Greta Thunberg is taking a year off from school in Sweden to speak at the United Nations in New York on the topic of climate change. Why does she need a year? Because she is traveling by sailboat.
For those of you who missed her on the cover of Time magazine, or missed her nomination for a Nobel Peace Prize, Greta is a 16-year-old who started striking from school on Fridays. Instead, she protested in front of the government building to call for more to be done to stop climate change.
Her protests have gathered the support of hundreds of thousands of students around the world. Swedes, in particular, have become more aware of their carbon footprint.
Taking an airplane, as it burns all that jet fuel, has appeared top of mind as a particularly wasteful way to destroy the planet. Many governments are adding an eco-tax to flights that depart from their countries. So, this summer, traveling by train, bike, scooter are all encouraged as environmentally friendly, while flying is shameful. Many Swedes who fly now apologize to each other when they talk about it.
And so, Greta and her father will sail to New York on a 60-foot boat, provided by a prince of Monaco (apparently the grandson of Grace Kelly). Meanwhile, many Swedes are trying to rise to her call to make a big difference. For the first time in years, fewer people are flying, especially on shorter domestic flights where trains exist as alternatives. There are also fewer cars in the big cities. Instead, they are overrun by electric-driven stand-up scooters.
It’s hard not to wonder, however, if some of these choices are really better for the environment. How can it be measured? We buy locally grown strawberries because we think they use less fuel to get to us, but what if they require using more energy to heat the greenhouse they grew in because it is colder here? Did they grow in compost? Were they treated with fertilizer made in China? Which berry has a smaller carbon footprint?

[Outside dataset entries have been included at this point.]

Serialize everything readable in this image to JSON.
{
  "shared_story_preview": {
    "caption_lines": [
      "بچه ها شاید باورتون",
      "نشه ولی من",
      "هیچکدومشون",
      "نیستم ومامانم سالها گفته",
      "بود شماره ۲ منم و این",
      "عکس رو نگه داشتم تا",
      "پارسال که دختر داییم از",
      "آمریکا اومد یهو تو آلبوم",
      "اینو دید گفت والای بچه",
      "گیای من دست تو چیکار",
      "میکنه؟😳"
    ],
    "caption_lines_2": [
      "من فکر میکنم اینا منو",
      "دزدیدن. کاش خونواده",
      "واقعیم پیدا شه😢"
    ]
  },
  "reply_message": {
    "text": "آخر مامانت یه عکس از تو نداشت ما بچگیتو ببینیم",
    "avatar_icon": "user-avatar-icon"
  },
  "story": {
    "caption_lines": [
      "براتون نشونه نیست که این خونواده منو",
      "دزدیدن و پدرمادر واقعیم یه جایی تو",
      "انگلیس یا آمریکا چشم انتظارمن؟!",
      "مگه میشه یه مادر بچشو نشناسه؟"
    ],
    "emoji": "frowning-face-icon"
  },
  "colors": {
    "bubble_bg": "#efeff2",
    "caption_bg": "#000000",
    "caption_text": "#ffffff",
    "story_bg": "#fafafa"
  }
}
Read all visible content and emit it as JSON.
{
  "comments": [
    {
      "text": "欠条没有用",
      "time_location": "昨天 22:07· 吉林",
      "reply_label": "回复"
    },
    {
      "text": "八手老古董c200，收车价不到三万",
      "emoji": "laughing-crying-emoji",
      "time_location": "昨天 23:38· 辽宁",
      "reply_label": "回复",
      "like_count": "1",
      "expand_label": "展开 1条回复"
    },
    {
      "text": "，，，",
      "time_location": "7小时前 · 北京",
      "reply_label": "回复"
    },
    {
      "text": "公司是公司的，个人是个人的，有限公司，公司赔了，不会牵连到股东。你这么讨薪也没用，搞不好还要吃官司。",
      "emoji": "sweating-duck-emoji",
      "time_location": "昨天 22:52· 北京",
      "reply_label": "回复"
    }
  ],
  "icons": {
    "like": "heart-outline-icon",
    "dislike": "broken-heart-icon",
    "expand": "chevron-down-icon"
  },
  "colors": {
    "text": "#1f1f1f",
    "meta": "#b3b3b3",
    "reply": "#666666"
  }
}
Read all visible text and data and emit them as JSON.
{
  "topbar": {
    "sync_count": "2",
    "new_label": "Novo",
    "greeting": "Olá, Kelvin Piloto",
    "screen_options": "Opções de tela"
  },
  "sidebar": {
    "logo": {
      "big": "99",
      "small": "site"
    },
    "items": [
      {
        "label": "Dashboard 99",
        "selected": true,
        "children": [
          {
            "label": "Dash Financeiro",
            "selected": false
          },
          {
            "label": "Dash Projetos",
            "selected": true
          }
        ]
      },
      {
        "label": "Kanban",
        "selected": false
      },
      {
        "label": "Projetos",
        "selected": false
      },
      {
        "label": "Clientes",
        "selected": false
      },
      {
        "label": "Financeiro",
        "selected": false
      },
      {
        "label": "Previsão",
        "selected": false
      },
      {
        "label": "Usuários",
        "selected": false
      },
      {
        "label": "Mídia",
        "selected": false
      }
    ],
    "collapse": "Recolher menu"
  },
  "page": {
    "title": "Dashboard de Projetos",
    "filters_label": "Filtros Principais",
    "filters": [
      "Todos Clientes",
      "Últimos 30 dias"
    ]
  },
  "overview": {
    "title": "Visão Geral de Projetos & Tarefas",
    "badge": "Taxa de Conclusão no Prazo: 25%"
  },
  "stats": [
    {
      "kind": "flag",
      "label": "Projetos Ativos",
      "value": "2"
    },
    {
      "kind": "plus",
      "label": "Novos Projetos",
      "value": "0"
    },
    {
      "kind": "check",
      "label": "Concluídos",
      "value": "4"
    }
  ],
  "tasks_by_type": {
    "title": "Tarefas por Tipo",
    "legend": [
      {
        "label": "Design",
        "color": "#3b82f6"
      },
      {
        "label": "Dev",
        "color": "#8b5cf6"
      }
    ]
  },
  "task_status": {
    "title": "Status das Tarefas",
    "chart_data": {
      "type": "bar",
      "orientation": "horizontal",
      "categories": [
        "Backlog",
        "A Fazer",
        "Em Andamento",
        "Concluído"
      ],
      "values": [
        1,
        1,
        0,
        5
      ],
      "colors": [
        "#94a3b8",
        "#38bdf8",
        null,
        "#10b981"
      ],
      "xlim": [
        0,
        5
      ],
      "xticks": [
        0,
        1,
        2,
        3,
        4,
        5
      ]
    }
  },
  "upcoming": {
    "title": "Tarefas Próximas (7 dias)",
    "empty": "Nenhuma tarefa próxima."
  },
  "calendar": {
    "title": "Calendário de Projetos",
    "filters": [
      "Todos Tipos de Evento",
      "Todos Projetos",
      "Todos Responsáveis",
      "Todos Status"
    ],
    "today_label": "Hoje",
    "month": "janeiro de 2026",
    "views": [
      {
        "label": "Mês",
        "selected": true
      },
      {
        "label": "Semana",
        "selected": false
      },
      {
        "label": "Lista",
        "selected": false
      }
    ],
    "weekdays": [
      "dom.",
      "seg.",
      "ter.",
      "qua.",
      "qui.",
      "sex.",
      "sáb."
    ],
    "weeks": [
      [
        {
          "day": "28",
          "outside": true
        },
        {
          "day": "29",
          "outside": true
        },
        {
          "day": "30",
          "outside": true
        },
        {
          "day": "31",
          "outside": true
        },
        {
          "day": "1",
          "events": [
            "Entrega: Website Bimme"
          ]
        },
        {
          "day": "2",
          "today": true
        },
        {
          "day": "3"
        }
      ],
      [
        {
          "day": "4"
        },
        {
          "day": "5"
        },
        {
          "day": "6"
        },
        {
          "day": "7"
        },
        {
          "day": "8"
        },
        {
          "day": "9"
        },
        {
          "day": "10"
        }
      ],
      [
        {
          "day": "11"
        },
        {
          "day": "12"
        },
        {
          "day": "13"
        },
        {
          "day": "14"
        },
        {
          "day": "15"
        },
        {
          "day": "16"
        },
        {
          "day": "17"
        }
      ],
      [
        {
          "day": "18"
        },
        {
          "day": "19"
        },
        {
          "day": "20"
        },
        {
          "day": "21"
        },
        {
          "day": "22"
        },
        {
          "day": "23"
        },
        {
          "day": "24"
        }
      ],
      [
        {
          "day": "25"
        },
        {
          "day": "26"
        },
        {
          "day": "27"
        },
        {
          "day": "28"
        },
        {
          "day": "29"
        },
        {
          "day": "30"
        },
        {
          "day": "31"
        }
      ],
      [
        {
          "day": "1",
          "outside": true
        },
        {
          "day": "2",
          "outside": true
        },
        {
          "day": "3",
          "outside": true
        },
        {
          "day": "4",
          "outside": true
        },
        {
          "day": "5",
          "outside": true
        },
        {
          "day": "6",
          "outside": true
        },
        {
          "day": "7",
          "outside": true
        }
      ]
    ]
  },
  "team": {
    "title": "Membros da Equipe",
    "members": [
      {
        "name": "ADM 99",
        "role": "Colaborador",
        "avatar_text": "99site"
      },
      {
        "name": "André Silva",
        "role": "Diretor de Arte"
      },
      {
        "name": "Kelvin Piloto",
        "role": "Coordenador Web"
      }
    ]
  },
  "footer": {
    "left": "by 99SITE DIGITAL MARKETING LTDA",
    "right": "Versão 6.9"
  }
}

The makers of rentable electric scooters — Bird, Lime, Voi and other competitors — want us to believe we are producing less CO2 by using them. But a study done at North Carolina State says it isn’t that simple.
You need to look at the whole life of the product from production to disposal. It concluded that these scooters produce more greenhouse gas per mile and person than a diesel bus. Even electric mopeds and bicycles are better, the study said. Of course, walking, which many consumers would do if the dockless battery-pack scooters weren’t on every street corner, is best.
We consumers are going to have to get a lot smarter about measuring emissions before making assumptions. Getting on a bus that uses diesel is different from a bus that uses bio-ethanol, for example. Heck, these days I can take an electric-driven bus across town. But I have to look for it specifically. Does it matter, though, if I take the diesel bus? It is going to go anyway.
Trying to make the right choices is exhausting. Are the light bulbs LED? Is the coffee not in instant one-use pods? How far did the beans travel to get to me? Were they picked by children in forced labor? How many times do I have to reuse a plastic bag to make it a better choice than a paper bag that cost a tree its life? Was my fish dinner farmed? Are the new paper straws at McDonald’s really recycled or just thrown away with everything else?
It’s no wonder anxiety and stress levels are higher than ever in young adults. We just had the hottest July on record, and they are being bombarded with messaging that if they don’t think about this constantly, the world will crumble. And they will be left picking up the pieces because we’ll be dead by then.
We all face these issues even on a small scale everyday, including climate activist Greta. My friend who lives near where Greta held her Friday protests said the teenager and her friends were usually eating take-away lunches in single-use throw-away packaging. They left piles of garbage behind them at the end of the day. Greta’s big speeches are all good, but let’s not forget change starts at home with simple things like bringing your own containers to use for food, or bringing net bags to reuse in the produce section.
Most of us won’t get the opportunity to sail across the Atlantic, but we can start talking about the everyday things we can change that will make an impact.
Marybeth Sandell is a communications specialist from the Sandhills area and former UNC Pembroke professor currently living in Europe.